Give back every entry below, exactly as written.

.....

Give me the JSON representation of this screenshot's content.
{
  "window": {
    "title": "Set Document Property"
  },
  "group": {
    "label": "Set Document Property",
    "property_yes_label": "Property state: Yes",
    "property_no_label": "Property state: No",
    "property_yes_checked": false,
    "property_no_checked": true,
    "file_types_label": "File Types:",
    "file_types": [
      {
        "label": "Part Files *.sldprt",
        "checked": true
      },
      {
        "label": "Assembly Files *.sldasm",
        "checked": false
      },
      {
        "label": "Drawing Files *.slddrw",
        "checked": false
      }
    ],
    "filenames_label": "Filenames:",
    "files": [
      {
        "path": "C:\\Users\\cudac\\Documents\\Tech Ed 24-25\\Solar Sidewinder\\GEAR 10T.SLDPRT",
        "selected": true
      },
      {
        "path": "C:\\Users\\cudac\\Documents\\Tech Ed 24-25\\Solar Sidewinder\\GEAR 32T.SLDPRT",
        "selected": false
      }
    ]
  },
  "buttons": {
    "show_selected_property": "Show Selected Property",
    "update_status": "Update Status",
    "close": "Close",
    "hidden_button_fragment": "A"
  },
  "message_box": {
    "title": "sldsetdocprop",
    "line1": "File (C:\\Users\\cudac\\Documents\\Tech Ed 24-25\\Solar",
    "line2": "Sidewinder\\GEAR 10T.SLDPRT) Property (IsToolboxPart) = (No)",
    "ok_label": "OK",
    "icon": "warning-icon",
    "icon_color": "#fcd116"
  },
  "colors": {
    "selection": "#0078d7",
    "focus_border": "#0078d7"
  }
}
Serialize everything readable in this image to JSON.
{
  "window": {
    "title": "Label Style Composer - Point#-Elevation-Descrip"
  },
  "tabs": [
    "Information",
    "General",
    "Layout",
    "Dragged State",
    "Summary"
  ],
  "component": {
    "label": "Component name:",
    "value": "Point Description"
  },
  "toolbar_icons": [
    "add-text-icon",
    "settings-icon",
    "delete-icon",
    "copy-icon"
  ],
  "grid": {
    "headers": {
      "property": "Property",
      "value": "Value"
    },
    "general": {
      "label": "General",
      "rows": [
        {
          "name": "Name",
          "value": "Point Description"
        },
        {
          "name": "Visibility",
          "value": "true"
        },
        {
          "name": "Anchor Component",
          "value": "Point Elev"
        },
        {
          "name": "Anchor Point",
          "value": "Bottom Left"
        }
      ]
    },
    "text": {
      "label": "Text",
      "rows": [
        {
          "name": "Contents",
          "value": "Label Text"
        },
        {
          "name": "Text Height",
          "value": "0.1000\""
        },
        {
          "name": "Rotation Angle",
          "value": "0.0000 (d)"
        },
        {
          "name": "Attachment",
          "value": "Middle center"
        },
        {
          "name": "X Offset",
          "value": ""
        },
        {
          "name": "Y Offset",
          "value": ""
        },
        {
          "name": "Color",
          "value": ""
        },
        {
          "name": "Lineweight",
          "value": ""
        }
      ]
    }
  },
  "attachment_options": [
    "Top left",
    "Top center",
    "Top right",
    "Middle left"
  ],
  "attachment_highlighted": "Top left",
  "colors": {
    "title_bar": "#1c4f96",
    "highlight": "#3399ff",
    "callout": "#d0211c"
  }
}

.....

→ **Answer below**
Give me the JSON representation of this screenshot's content.
{
  "window": {
    "title": "Set Document Property"
  },
  "group": {
    "label": "Set Document Property",
    "property_yes_label": "Property state: Yes",
    "property_no_label": "Property state: No",
    "property_yes_checked": false,
    "property_no_checked": true,
    "file_types_label": "File Types:",
    "file_types": [
      {
        "label": "Part Files *.sldprt",
        "checked": true
      },
      {
        "label": "Assembly Files *.sldasm",
        "checked": false
      },
      {
        "label": "Drawing Files *.slddrw",
        "checked": false
      }
    ],
    "filenames_label": "Filenames:",
    "files": [
      {
        "path": "C:\\Users\\cudac\\Documents\\Tech Ed 24-25\\Solar Sidewinder\\GEAR 10T.SLDPRT",
        "selected": true
      },
      {
        "path": "C:\\Users\\cudac\\Documents\\Tech Ed 24-25\\Solar Sidewinder\\GEAR 32T.SLDPRT",
        "selected": false
      }
    ]
  },
  "buttons": {
    "show_selected_property": "Show Selected Property",
    "update_status": "Update Status",
    "close": "Close",
    "hidden_button_fragment": "A"
  },
  "message_box": {
    "title": "sldsetdocprop",
    "line1": "File (C:\\Users\\cudac\\Documents\\Tech Ed 24-25\\Solar",
    "line2": "Sidewinder\\GEAR 10T.SLDPRT) Property (IsToolboxPart) = (No)",
    "ok_label": "OK",
    "icon": "warning-icon",
    "icon_color": "#fcd116"
  },
  "colors": {
    "selection": "#0078d7",
    "focus_border": "#0078d7"
  }
}
Serialize everything readable in this image to JSON.
{
  "window": {
    "title": "Label Style Composer - Point#-Elevation-Descrip"
  },
  "tabs": [
    "Information",
    "General",
    "Layout",
    "Dragged State",
    "Summary"
  ],
  "component": {
    "label": "Component name:",
    "value": "Point Description"
  },
  "toolbar_icons": [
    "add-text-icon",
    "settings-icon",
    "delete-icon",
    "copy-icon"
  ],
  "grid": {
    "headers": {
      "property": "Property",
      "value": "Value"
    },
    "general": {
      "label": "General",
      "rows": [
        {
          "name": "Name",
          "value": "Point Description"
        },
        {
          "name": "Visibility",
          "value": "true"
        },
        {
          "name": "Anchor Component",
          "value": "Point Elev"
        },
        {
          "name": "Anchor Point",
          "value": "Bottom Left"
        }
      ]
    },
    "text": {
      "label": "Text",
      "rows": [
        {
          "name": "Contents",
          "value": "Label Text"
        },
        {
          "name": "Text Height",
          "value": "0.1000\""
        },
        {
          "name": "Rotation Angle",
          "value": "0.0000 (d)"
        },
        {
          "name": "Attachment",
          "value": "Middle center"
        },
        {
          "name": "X Offset",
          "value": ""
        },
        {
          "name": "Y Offset",
          "value": ""
        },
        {
          "name": "Color",
          "value": ""
        },
        {
          "name": "Lineweight",
          "value": ""
        }
      ]
    }
  },
  "attachment_options": [
    "Top left",
    "Top center",
    "Top right",
    "Middle left"
  ],
  "attachment_highlighted": "Top left",
  "colors": {
    "title_bar": "#1c4f96",
    "highlight": "#3399ff",
    "callout": "#d0211c"
  }
}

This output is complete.